Retired Lt. Gen. Mark Hertling says the American military advisers in Iraq are sizing up what needs to be done and recommending accordingly
updated 3:41 PM EDT, Fri August 15, 2014
Marc Lamont Hill says the President's comments on the Michael Brown shooting ignored its racial implications
updated 5:46 PM EDT, Fri August 15, 2014
Joe Stork says the catastrophe in northern Iraq continues, even though many religious minorities have fled to safety: ISIS forces -- intent on purging them -- still control the area where they lived
updated 6:26 PM EDT, Thu August 14, 2014
Tim Lynch says Pentagon's policy of doling out military weapons to police forces is misguided and dangerous.
updated 9:15 AM EDT, Fri August 15, 2014
S.E. Cupp says millennials want big ideas and rapid change; she talks to one of their number who serves in Congress
updated 7:57 PM EDT, Thu August 14, 2014
Dorothy Brown says the power structure is dominated by whites in a town that is 68% black. Elected officials who sat by silently as chaos erupted after Michael Brown shooting should be voted out of office
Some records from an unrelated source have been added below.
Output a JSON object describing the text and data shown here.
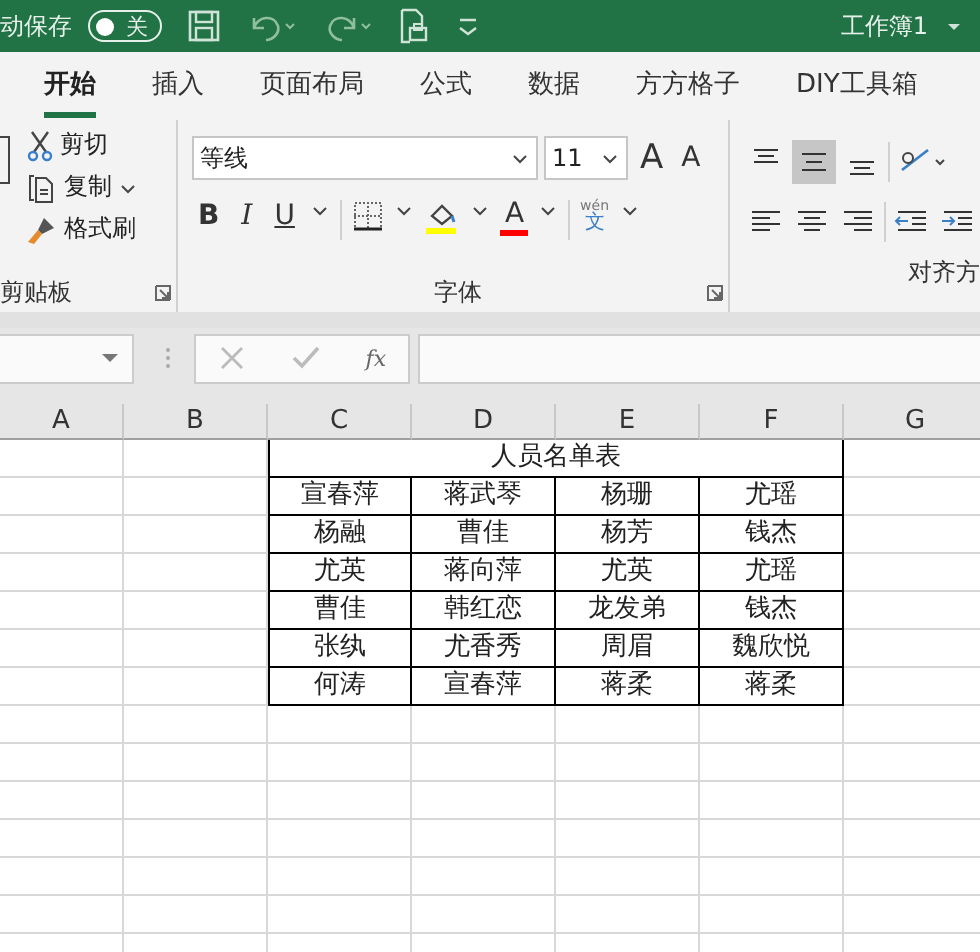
{
  "title_bar": {
    "autosave_label": "动保存",
    "autosave_toggle": {
      "label": "关",
      "on": false
    },
    "workbook": "工作簿1"
  },
  "tabs": [
    {
      "label": "开始",
      "selected": true
    },
    {
      "label": "插入",
      "selected": false
    },
    {
      "label": "页面布局",
      "selected": false
    },
    {
      "label": "公式",
      "selected": false
    },
    {
      "label": "数据",
      "selected": false
    },
    {
      "label": "方方格子",
      "selected": false
    },
    {
      "label": "DIY工具箱",
      "selected": false
    }
  ],
  "clipboard": {
    "cut": "剪切",
    "copy": "复制",
    "format_painter": "格式刷",
    "label": "剪贴板"
  },
  "font": {
    "name": "等线",
    "size": "11",
    "grow": "A",
    "shrink": "A",
    "bold": "B",
    "italic": "I",
    "underline": "U",
    "font_color": "A",
    "phonetic_top": "wén",
    "phonetic_bottom": "文",
    "label": "字体"
  },
  "alignment": {
    "label": "对齐方"
  },
  "formula_bar": {
    "fx": "fx"
  },
  "columns": [
    "A",
    "B",
    "C",
    "D",
    "E",
    "F",
    "G"
  ],
  "table": {
    "title": "人员名单表",
    "rows": [
      [
        "宣春萍",
        "蒋武琴",
        "杨珊",
        "尤瑶"
      ],
      [
        "杨融",
        "曹佳",
        "杨芳",
        "钱杰"
      ],
      [
        "尤英",
        "蒋向萍",
        "尤英",
        "尤瑶"
      ],
      [
        "曹佳",
        "韩红恋",
        "龙发弟",
        "钱杰"
      ],
      [
        "张纨",
        "尤香秀",
        "周眉",
        "魏欣悦"
      ],
      [
        "何涛",
        "宣春萍",
        "蒋柔",
        "蒋柔"
      ]
    ]
  }
}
updated 7:49 AM EDT, Thu August 14, 2014
Bill Schmitz says the media and other adults should never explain suicide as a means of escaping pain. Robin Williams' tragic death offers a chance to educate about prevention
updated 11:05 AM EDT, Fri August 15, 2014
Nafees Syed says President Obama should renew the quest to eliminate bias in the criminal justice system
updated 4:24 PM EDT, Thu August 14, 2014
Eric Liu says what's unfolded in the Missouri town is a shocking violation of American constitutional rights and should be a wake-up call to all
updated 3:22 PM EDT, Wed August 13, 2014
Neal Gabler says Lauren Bacall, a talent in her own right, will be defined by her marriage with the great actor Humphrey Bogart
updated 6:56 AM EDT, Fri August 15, 2014
Bob Butler says the arrest of two journalists covering the Ferguson story is alarming
updated 4:35 PM EDT, Wed August 13, 2014
Mark O'Mara says we all need to work together to make sure the tension between police and African-Americans doesn't result in more tragedies
updated 4:06 PM EDT, Mon August 18, 2014
Pepper Schwartz asks why young women are so entranced with Kardashian, who's putting together a 352-page book of selfies
updated 7:08 PM EDT, Wed August 13, 2014
Michael Friedman says depression does not discriminate, cannot be bargained with and shows no mercy.
updated 11:25 AM EDT, Tue August 12, 2014
LZ Granderson says we must not surrender to apathy about the injustice faced by African Americans
ADVERTISEMENT
ADVERTISEMENT
ADVERTISEMENT
ADVERTISEMENT